Additionally, he says there is considerable momentum in North African countries, such as Morocco, Tunisia and Algeria, which are pursuing both solar and wind-based power programmes.
“It should be noted, however, that in all of these markets, the solar and renewable energy initiatives are still quite new, and there is a substantial amount of policy and funding development still required.
But recognising KSA’s widespread potential across different construction project sectors, Emirates Glass vice president of sales and marketing Ziad Yazbeck has dubbed the GCC country as “the next big market” in the region.
Meanwhile, Arminox Gulf general manager Torben Krebs says “Saudi Arabia represents the biggest potential” for the steel-strengthening firm.
However, understanding the importance of diversity, Arminox is also establishing a production facility in Qatar, looking into opportunities in Kuwait and has recently set up a company in the US.
China’s GDP is growing by more than 9% every year. Construction expenditure was $4.4 billion in 2010 and is expected to increase by 11% annually”
The company is not alone in looking outside the region for lucrative markets in 2011.
While many European countries are still demonstrating negative growth, Odeh signposts Asia (except Japan) as the “strongest growth area” globally between the years 2011 and 2014.
Meanwhile, he identifies China and Brazil as key emerging markets.
“China’s GDP is growing by more than 9% every year. Construction expenditure was $4.4 billion in 2010 and is expected to increase by 11% annually. By 2014, expenditure is forecast to reach $730 billion,” he asserts.
Krebs reveals Arminox is planning future expansion into China as well.
“Brazil is also increasing construction expenditure by 9% annually between 2010 and 2014 and the planned FIFA World Cup and Olympic Games means there will be a lot of government funding into developing sports facilities and infrastructure.
In addition to this, Brazil has a 6.3 million housing deficit, which the authorities are pouring money into.
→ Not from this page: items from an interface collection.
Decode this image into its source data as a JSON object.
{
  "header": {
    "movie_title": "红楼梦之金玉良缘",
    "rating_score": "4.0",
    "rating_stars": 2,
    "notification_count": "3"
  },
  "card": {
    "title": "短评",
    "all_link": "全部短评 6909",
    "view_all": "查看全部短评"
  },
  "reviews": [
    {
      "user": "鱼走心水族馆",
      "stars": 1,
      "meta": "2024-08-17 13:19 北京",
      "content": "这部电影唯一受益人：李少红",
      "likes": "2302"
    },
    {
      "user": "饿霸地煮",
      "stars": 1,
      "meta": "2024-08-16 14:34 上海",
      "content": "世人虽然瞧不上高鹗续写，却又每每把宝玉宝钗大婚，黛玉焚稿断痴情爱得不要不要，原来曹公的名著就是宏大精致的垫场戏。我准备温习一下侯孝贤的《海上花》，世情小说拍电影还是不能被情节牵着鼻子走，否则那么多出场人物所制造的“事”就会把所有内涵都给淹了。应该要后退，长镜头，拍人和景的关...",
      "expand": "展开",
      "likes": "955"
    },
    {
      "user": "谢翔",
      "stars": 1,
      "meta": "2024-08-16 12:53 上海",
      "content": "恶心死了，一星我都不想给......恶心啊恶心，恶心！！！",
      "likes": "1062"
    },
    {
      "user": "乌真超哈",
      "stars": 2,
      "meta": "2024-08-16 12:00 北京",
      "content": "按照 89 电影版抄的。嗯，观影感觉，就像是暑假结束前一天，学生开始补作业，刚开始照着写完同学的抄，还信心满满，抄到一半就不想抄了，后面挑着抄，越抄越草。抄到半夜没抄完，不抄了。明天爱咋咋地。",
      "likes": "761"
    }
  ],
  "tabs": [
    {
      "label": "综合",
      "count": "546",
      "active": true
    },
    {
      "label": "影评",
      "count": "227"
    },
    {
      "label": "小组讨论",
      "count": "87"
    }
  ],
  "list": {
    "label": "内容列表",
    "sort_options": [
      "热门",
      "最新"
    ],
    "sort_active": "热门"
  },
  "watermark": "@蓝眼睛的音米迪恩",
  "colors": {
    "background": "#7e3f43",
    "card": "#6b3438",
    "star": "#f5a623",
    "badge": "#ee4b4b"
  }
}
There will also be many opportunities across speciality projects including hospitals, airports and high-rise buildings.
Odeh reveals that Turner is exploring emerging markets in Asia, Turkey, Central America, the Caribbean and Eastern Europe, but doesn’t plan to move its operations from the Middle East.
“The region is still attractive in terms of innovation and construction,” concludes Hyder Consulting’s regional director Stephen Oehme.
FAQs: Setting up a business in KSA foriegn investment Ksa
-Non-saudis are permitted to invest in the Kingdom in minority, majority or 100% foreign-owned ventures, according to the Foreign Investment Act (FIA)
-They may not invest in oil exploration, drilling and production, real estate brokerage or land and air transport
-The FIA includes guarantees on the free repatriation of profits and capital
-It offers the right to buy property and allows ventures to sponsor their own employees in the country
-The FIA also established the Saudi Arabian general Investment Authority, a one-stop-shop to facilitate the investment process
-The government is commited to maintaining the convertibility of the riyal, there are no significant restrictions on the inward or outward movement of funds by individuals or firms
-However, the Saudi Arabian Monetary Authority closely monitors foreign exchange transactions to deter speculation, fraud and money laundering cHoice oF Business entity
-The Regulations for Companies governs company formation and operation
-The eight possible forms of business organisation are the general partnership, limited partnership, partnership limited by shares, limited liability partnership (or company), company with variable capital, joint stock company, cooperative company and joint venture company
-In practice, the limited liability company is the most appropriate form of incorporation available to foreign investors